Abstract: 

Taxes account for a significant share of the final price of energy products in the EU. Energy taxes provide flexible and cost-effective means for reinforcing the polluter-pays principle and for reaching objectives of the European Green Deal. However, as energy taxation raises the price citizens have to pay for their energy, the poor are at risk to be more burdened by energy price increases than the wealthy. This report provides a detailed overview of energy taxation – the current policy context, household energy prices and the impact of energy taxation on financially disadvantaged citizens. The Energy Taxation Directive (ETD) that is currently under revision is also discussed together with the EU Emission Trading Scheme (ETS) and national carbon taxes as the main instruments used in the EU to reduce the greenhouse gas (GHG) emissions.

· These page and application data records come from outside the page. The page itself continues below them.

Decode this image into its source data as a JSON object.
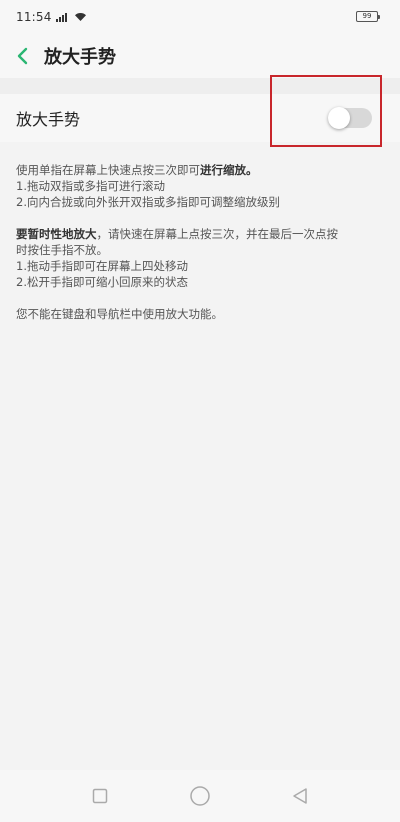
{
  "status_bar": {
    "time": "11:54",
    "battery": "99"
  },
  "header": {
    "title": "放大手势"
  },
  "setting": {
    "label": "放大手势",
    "toggle_on": false
  },
  "description": {
    "para1_line1_normal": "使用单指在屏幕上快速点按三次即可",
    "para1_line1_bold": "进行缩放。",
    "para1_line2": "1.拖动双指或多指可进行滚动",
    "para1_line3": "2.向内合拢或向外张开双指或多指即可调整缩放级别",
    "para2_line1_bold": "要暂时性地放大",
    "para2_line1_normal": "，请快速在屏幕上点按三次，并在最后一次点按",
    "para2_line2": "时按住手指不放。",
    "para2_line3": "1.拖动手指即可在屏幕上四处移动",
    "para2_line4": "2.松开手指即可缩小回原来的状态",
    "para3": "您不能在键盘和导航栏中使用放大功能。"
  },
  "colors": {
    "accent": "#2bb673",
    "highlight": "#c8262b"
  },
  "icons": {
    "back": "chevron-left-icon",
    "recent": "square-icon",
    "home": "circle-icon",
    "back_nav": "triangle-left-icon"
  }
}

Furthermore, as the redistribution of the tax revenue is crucial for the success of the energy transition, we explore different ways of using the revenue of energy taxation such as supporting further efforts to cut the GHG emissions or offsetting the burdens on the poor by increasing welfare benefits, re-investing the revenue through special schemes (e.g. renovation subsidies), supporting households with lump-sum transfers and other.